It is often said that citrus fruits (lemon, orange, grapefruit, tangerines ...) are good sources of vitamin C and are useful for strengthening the immune system, for the skin or for cardiovascular prevention. All of this is true, however not all citrus fruits are equally beneficial for everyone.
Let's check the veracity of the frequent information and data about citrus fruits.
Their richness in nutrients
Rich in magnesium, potassium, calcium and vitamin C, citrus fruits are considered powerful antioxidants.
Vitamin C is indeed an antioxidant, but it is especially adaptogenic, that is to say that it restores the adaptive faculties of the body (and particularly of the thyroid gland). Note that if the lemon brings between 55 and 65 mg per 100 g, that the orange brings around 60 mg per 100 g and the clementine approximately 20 mg per 100 g, the kiwi, the parsley or the red bell pepper will bring you 2 to 3 times more...
As far as magnesium is concerned, lemons contain 8 mg, oranges an average of 10 mg and grapefruit 9 mg per 100 g, nothing terrible when you know that 100 g of almonds contains 232 mg, 100 g of pine nuts 227 mg or 100 g of ground ginger 214 mg.
Similarly for potassium, there are 138 mg/100 g for lemons, 181 mg/100 g for oranges and 135 mg/100 g for grapefruits.
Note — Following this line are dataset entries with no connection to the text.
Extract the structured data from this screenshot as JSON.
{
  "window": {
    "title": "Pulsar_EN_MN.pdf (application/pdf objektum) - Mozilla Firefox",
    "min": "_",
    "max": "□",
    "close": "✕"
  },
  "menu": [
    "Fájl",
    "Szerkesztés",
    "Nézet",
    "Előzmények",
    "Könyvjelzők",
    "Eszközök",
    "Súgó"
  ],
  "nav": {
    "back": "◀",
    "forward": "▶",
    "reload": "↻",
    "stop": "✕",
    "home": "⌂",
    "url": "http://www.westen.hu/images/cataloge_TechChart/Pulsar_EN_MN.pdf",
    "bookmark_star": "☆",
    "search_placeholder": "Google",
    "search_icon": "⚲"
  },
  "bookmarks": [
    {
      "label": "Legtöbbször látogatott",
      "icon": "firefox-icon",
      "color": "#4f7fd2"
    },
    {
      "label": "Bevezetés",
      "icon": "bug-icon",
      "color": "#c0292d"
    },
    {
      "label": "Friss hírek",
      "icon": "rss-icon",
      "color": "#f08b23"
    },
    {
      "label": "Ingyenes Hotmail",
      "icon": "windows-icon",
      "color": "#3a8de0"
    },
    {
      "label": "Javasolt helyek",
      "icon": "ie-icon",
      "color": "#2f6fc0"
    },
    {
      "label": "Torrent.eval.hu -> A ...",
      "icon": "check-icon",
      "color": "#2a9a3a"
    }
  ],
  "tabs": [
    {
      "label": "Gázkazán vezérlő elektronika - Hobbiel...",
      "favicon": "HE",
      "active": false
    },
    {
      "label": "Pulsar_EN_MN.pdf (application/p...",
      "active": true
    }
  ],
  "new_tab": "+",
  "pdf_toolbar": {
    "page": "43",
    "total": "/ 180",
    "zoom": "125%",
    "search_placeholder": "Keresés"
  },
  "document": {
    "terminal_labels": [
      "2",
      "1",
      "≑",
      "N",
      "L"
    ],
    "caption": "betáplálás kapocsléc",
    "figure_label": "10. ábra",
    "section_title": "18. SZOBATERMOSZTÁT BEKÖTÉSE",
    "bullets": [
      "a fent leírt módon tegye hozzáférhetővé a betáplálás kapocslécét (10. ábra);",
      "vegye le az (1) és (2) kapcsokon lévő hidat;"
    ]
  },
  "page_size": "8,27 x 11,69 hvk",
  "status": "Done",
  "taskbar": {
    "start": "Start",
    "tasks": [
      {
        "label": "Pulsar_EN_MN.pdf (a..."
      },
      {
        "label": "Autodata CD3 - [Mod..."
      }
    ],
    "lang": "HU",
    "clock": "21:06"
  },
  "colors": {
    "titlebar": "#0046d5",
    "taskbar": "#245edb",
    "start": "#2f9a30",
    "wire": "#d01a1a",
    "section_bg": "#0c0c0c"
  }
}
Once again, citrus fruits are far behind almonds, which contain 705 mg/100 g of potassium, spinach, which contains 662 mg/100 g, and avocados, which contain 650 mg/100 g.
Their low caloric intake
In this field, it seems that lemon is the leader of the "slimming" diets with 34 calories per 100 g. This fruit is therefore very low in energy. It is followed by the grapefruit whose contribution is 36 calories per 100g and the orange brings 46.5 calories/100g. The most energetic citrus fruit seems to be the clementine with 48 calories/100 g, but this is still very low.
Let's remember that in our opinion, weight gain (or volume gain) results rather from an acidic terrain (intoxination: accumulation of cellular waste) or from intoxication (additives, sweeteners, industrial food, heavy metals...).
Let us specify that in this case, it is the lemon which will be the most useful since it contributes to the drainage and the good functioning of the gall bladder. It helps to detoxify the liver and stimulates digestion by collaborating with gastric juices. It promotes the elimination of toxins by opening the emunctory that is the kidneys.
But above all, lemon is a magnificent regulator of the acid-base balance of the body.
The interest of fibers in the improvement of the intestinal transit, in the fight against constipation and their benefits in the regulation of the cholesterol levels as well as in the phenomenon of property are proved.
But let's set the record straight again: depending on the type of citrus fruit, the fiber content varies from 1.3 g to 2 g per 100 g, while other fruits such as passion fruit have a fiber content of 10.5% of their total mass. As for berries such as currants, blueberries, raspberries or blackcurrants, their fiber content varies from 3.5 to 7.5% of their total weight.
Action on cholesterol levels
In this case, in this family of citrus fruits, grapefruit and pomelo are interesting because they both contain a substance called naringin. Naringin is the main flavonoid. Like all flavonoids, naringin has antioxidant properties. The latter are mainly manifested by a beneficial action on circulating blood lipids by regulating cholesterol levels. This substance also has an action on blood sugar levels, which will delight people with insulin resistance, those who have cravings for sugar or cravings, or people who want to lose some weight.
However, you should know that to obtain such benefits, you should eat at least one grapefruit a day, and two is better!
Caution: ask about grapefruit ingestion if you are on chemical medications. About forty drugs may interfere with these citrus fruits.
From a digestive point of view
According to some dieticians, the clementine is the best tolerated on the digestive level, because it is less acidic and less fibrous, and seems to be lighter and more digestible.
Some people should avoid citrus fruits. This is the case for people with a "neuro-arthritic" temperament. They are thin and slender, even angular and thinned people who generally tend to be demineralized due to an acidic terrain. This type of temperament can be aggravated by the frequent consumption of citrus fruits which for them will be acidifying and demineralizing.
If you suffer from burning or gastroesophageal reflux disease, this can be made worse by eating citrus fruits too often. Indeed, in some cases, these fruits irritate the digestive mucosa and increase the burning phenomenon.